▸ **Your goal**: Every line of the data below is to be duplicated exactly, pictures excepted.

Given data section start

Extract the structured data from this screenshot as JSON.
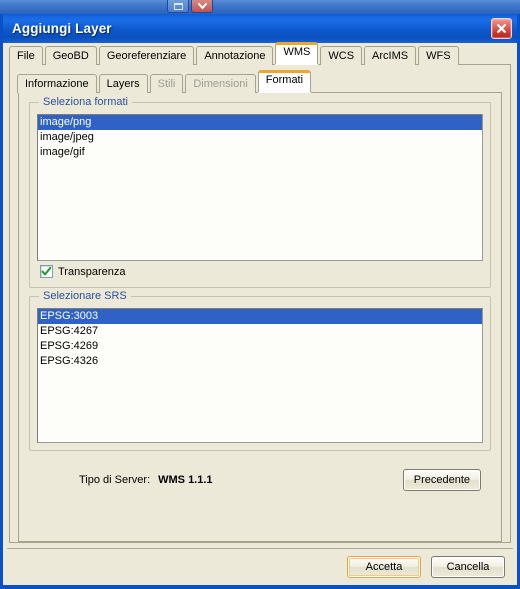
{
  "parent_window": {
    "minimize_label": "Minimize",
    "close_label": "Close"
  },
  "dialog": {
    "title": "Aggiungi Layer",
    "close_label": "Chiudi"
  },
  "outer_tabs": [
    {
      "label": "File",
      "active": false,
      "disabled": false
    },
    {
      "label": "GeoBD",
      "active": false,
      "disabled": false
    },
    {
      "label": "Georeferenziare",
      "active": false,
      "disabled": false
    },
    {
      "label": "Annotazione",
      "active": false,
      "disabled": false
    },
    {
      "label": "WMS",
      "active": true,
      "disabled": false
    },
    {
      "label": "WCS",
      "active": false,
      "disabled": false
    },
    {
      "label": "ArcIMS",
      "active": false,
      "disabled": false
    },
    {
      "label": "WFS",
      "active": false,
      "disabled": false
    }
  ],
  "inner_tabs": [
    {
      "label": "Informazione",
      "active": false,
      "disabled": false
    },
    {
      "label": "Layers",
      "active": false,
      "disabled": false
    },
    {
      "label": "Stili",
      "active": false,
      "disabled": true
    },
    {
      "label": "Dimensioni",
      "active": false,
      "disabled": true
    },
    {
      "label": "Formati",
      "active": true,
      "disabled": false
    }
  ],
  "formats_group": {
    "legend": "Seleziona formati",
    "items": [
      {
        "label": "image/png",
        "selected": true
      },
      {
        "label": "image/jpeg",
        "selected": false
      },
      {
        "label": "image/gif",
        "selected": false
      }
    ],
    "transparency": {
      "label": "Transparenza",
      "checked": true
    }
  },
  "srs_group": {
    "legend": "Selezionare SRS",
    "items": [
      {
        "label": "EPSG:3003",
        "selected": true
      },
      {
        "label": "EPSG:4267",
        "selected": false
      },
      {
        "label": "EPSG:4269",
        "selected": false
      },
      {
        "label": "EPSG:4326",
        "selected": false
      }
    ]
  },
  "server_info": {
    "label": "Tipo di Server:",
    "value": "WMS 1.1.1"
  },
  "buttons": {
    "previous": "Precedente",
    "accept": "Accetta",
    "cancel": "Cancella"
  },
  "colors": {
    "titlebar_blue": "#0d58cc",
    "dialog_border": "#0a51c6",
    "face": "#ece9d8",
    "selection_blue": "#2f62c4",
    "legend_blue": "#2b4f9e",
    "active_tab_accent": "#f0a42b",
    "check_green": "#1f9a2e",
    "close_red": "#c8352c"
  }
}
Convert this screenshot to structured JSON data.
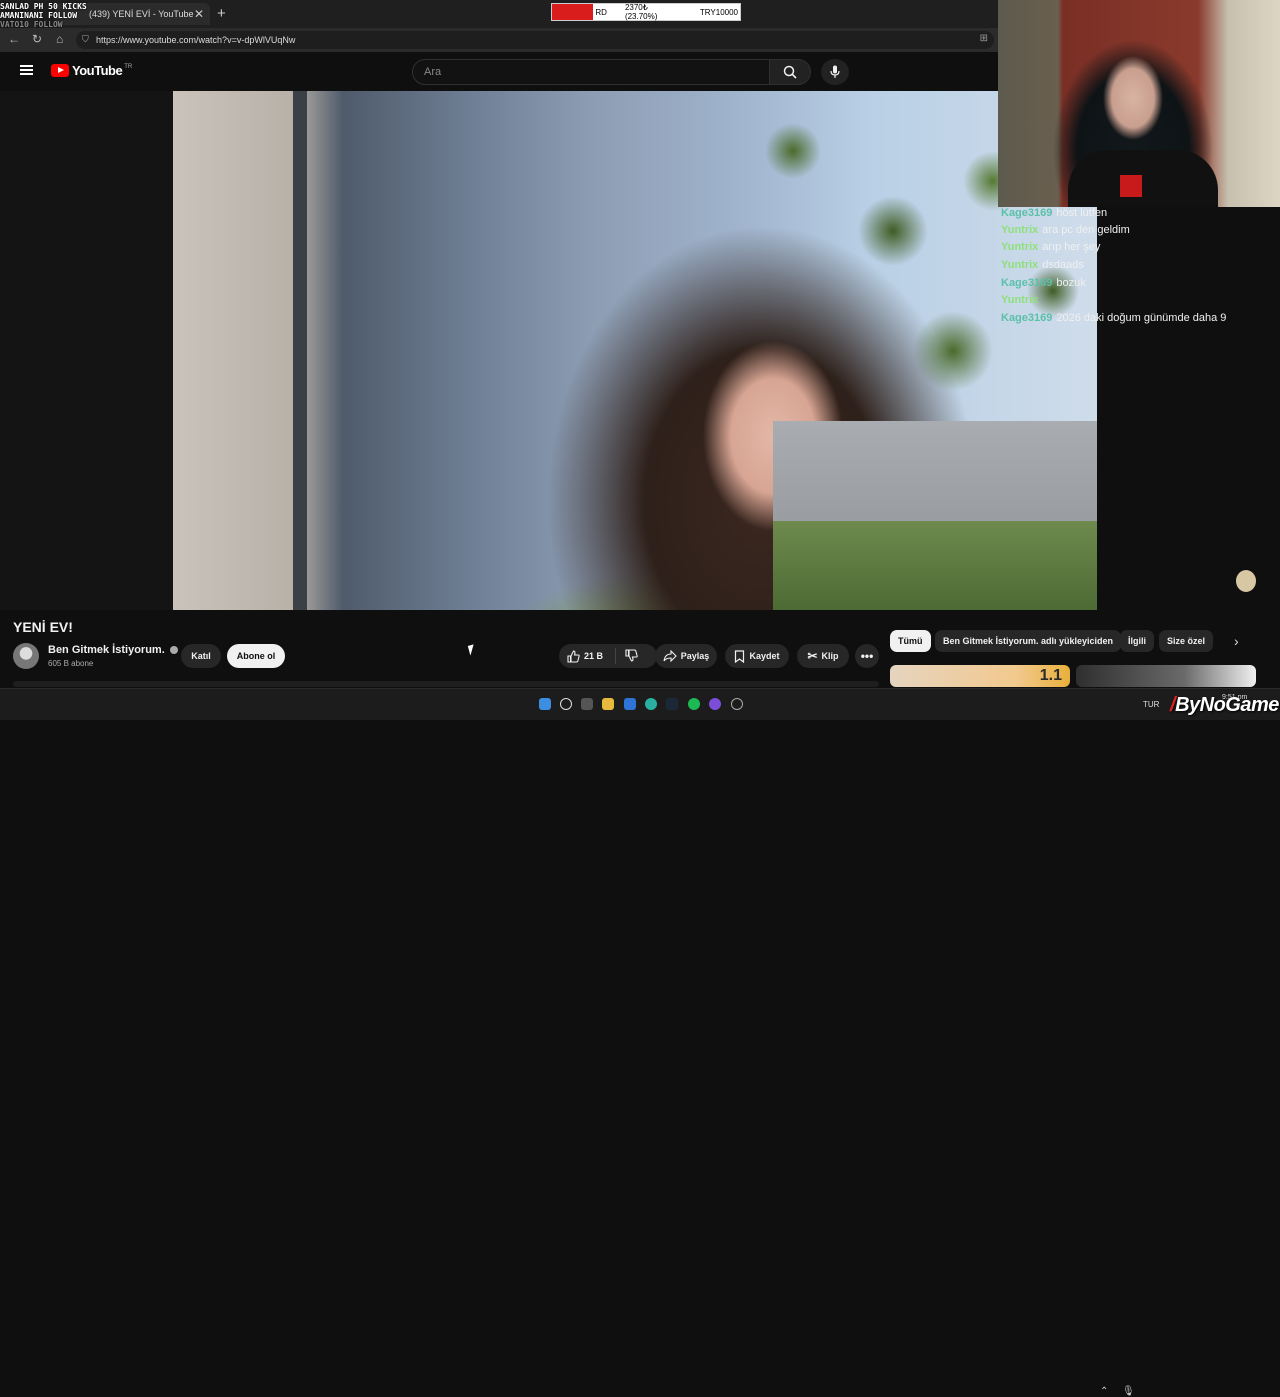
{
  "overlay": {
    "line1": "SANLAD PH 50 KICKS",
    "line2": "AMANINANI FOLLOW",
    "line3": "VATO10 FOLLOW"
  },
  "browser": {
    "tab_title": "(439) YENİ EVİ - YouTube",
    "url": "https://www.youtube.com/watch?v=v-dpWlVUqNw"
  },
  "donation_bar": {
    "label": "RD",
    "progress_text": "2370₺ (23.70%)",
    "goal": "TRY10000",
    "progress": 0.237
  },
  "youtube": {
    "logo_text": "YouTube",
    "region": "TR",
    "search_placeholder": "Ara"
  },
  "video": {
    "title": "YENİ EV!",
    "channel_name": "Ben Gitmek İstiyorum.",
    "subscribers": "605 B abone",
    "join_label": "Katıl",
    "subscribe_label": "Abone ol",
    "likes": "21 B",
    "share_label": "Paylaş",
    "save_label": "Kaydet",
    "clip_label": "Klip"
  },
  "chips": [
    {
      "label": "Tümü",
      "active": true
    },
    {
      "label": "Ben Gitmek İstiyorum. adlı yükleyiciden",
      "active": false
    },
    {
      "label": "İlgili",
      "active": false
    },
    {
      "label": "Size özel",
      "active": false
    }
  ],
  "thumb1_text": "1.1",
  "chat": [
    {
      "user": "Kage3169",
      "color": "#5bc0a8",
      "msg": "höst lütfen"
    },
    {
      "user": "Yuntrix",
      "color": "#8fe07a",
      "msg": "ara pc den geldim"
    },
    {
      "user": "Yuntrix",
      "color": "#8fe07a",
      "msg": "arıp her şey"
    },
    {
      "user": "Yuntrix",
      "color": "#8fe07a",
      "msg": "dsdaads"
    },
    {
      "user": "Kage3169",
      "color": "#5bc0a8",
      "msg": "bozuk"
    },
    {
      "user": "Yuntrix",
      "color": "#8fe07a",
      "msg": ""
    },
    {
      "user": "Kage3169",
      "color": "#5bc0a8",
      "msg": "2026 daki doğum günümde daha 9"
    }
  ],
  "taskbar": {
    "tray_text": "TUR",
    "clock": "9:51 pm",
    "brand": "ByNoGame"
  }
}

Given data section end

▸ **Answer box**:
Extract the structured data from this screenshot as JSON.
{
  "parent_window": {
    "minimize_label": "Minimize",
    "close_label": "Close"
  },
  "dialog": {
    "title": "Aggiungi Layer",
    "close_label": "Chiudi"
  },
  "outer_tabs": [
    {
      "label": "File",
      "active": false,
      "disabled": false
    },
    {
      "label": "GeoBD",
      "active": false,
      "disabled": false
    },
    {
      "label": "Georeferenziare",
      "active": false,
      "disabled": false
    },
    {
      "label": "Annotazione",
      "active": false,
      "disabled": false
    },
    {
      "label": "WMS",
      "active": true,
      "disabled": false
    },
    {
      "label": "WCS",
      "active": false,
      "disabled": false
    },
    {
      "label": "ArcIMS",
      "active": false,
      "disabled": false
    },
    {
      "label": "WFS",
      "active": false,
      "disabled": false
    }
  ],
  "inner_tabs": [
    {
      "label": "Informazione",
      "active": false,
      "disabled": false
    },
    {
      "label": "Layers",
      "active": false,
      "disabled": false
    },
    {
      "label": "Stili",
      "active": false,
      "disabled": true
    },
    {
      "label": "Dimensioni",
      "active": false,
      "disabled": true
    },
    {
      "label": "Formati",
      "active": true,
      "disabled": false
    }
  ],
  "formats_group": {
    "legend": "Seleziona formati",
    "items": [
      {
        "label": "image/png",
        "selected": true
      },
      {
        "label": "image/jpeg",
        "selected": false
      },
      {
        "label": "image/gif",
        "selected": false
      }
    ],
    "transparency": {
      "label": "Transparenza",
      "checked": true
    }
  },
  "srs_group": {
    "legend": "Selezionare SRS",
    "items": [
      {
        "label": "EPSG:3003",
        "selected": true
      },
      {
        "label": "EPSG:4267",
        "selected": false
      },
      {
        "label": "EPSG:4269",
        "selected": false
      },
      {
        "label": "EPSG:4326",
        "selected": false
      }
    ]
  },
  "server_info": {
    "label": "Tipo di Server:",
    "value": "WMS 1.1.1"
  },
  "buttons": {
    "previous": "Precedente",
    "accept": "Accetta",
    "cancel": "Cancella"
  },
  "colors": {
    "titlebar_blue": "#0d58cc",
    "dialog_border": "#0a51c6",
    "face": "#ece9d8",
    "selection_blue": "#2f62c4",
    "legend_blue": "#2b4f9e",
    "active_tab_accent": "#f0a42b",
    "check_green": "#1f9a2e",
    "close_red": "#c8352c"
  }
}
Convert this screenshot to structured JSON data.
{
  "overlay": {
    "line1": "SANLAD PH 50 KICKS",
    "line2": "AMANINANI FOLLOW",
    "line3": "VATO10 FOLLOW"
  },
  "browser": {
    "tab_title": "(439) YENİ EVİ - YouTube",
    "url": "https://www.youtube.com/watch?v=v-dpWlVUqNw"
  },
  "donation_bar": {
    "label": "RD",
    "progress_text": "2370₺ (23.70%)",
    "goal": "TRY10000",
    "progress": 0.237
  },
  "youtube": {
    "logo_text": "YouTube",
    "region": "TR",
    "search_placeholder": "Ara"
  },
  "video": {
    "title": "YENİ EV!",
    "channel_name": "Ben Gitmek İstiyorum.",
    "subscribers": "605 B abone",
    "join_label": "Katıl",
    "subscribe_label": "Abone ol",
    "likes": "21 B",
    "share_label": "Paylaş",
    "save_label": "Kaydet",
    "clip_label": "Klip"
  },
  "chips": [
    {
      "label": "Tümü",
      "active": true
    },
    {
      "label": "Ben Gitmek İstiyorum. adlı yükleyiciden",
      "active": false
    },
    {
      "label": "İlgili",
      "active": false
    },
    {
      "label": "Size özel",
      "active": false
    }
  ],
  "thumb1_text": "1.1",
  "chat": [
    {
      "user": "Kage3169",
      "color": "#5bc0a8",
      "msg": "höst lütfen"
    },
    {
      "user": "Yuntrix",
      "color": "#8fe07a",
      "msg": "ara pc den geldim"
    },
    {
      "user": "Yuntrix",
      "color": "#8fe07a",
      "msg": "arıp her şey"
    },
    {
      "user": "Yuntrix",
      "color": "#8fe07a",
      "msg": "dsdaads"
    },
    {
      "user": "Kage3169",
      "color": "#5bc0a8",
      "msg": "bozuk"
    },
    {
      "user": "Yuntrix",
      "color": "#8fe07a",
      "msg": ""
    },
    {
      "user": "Kage3169",
      "color": "#5bc0a8",
      "msg": "2026 daki doğum günümde daha 9"
    }
  ],
  "taskbar": {
    "tray_text": "TUR",
    "clock": "9:51 pm",
    "brand": "ByNoGame"
  }
}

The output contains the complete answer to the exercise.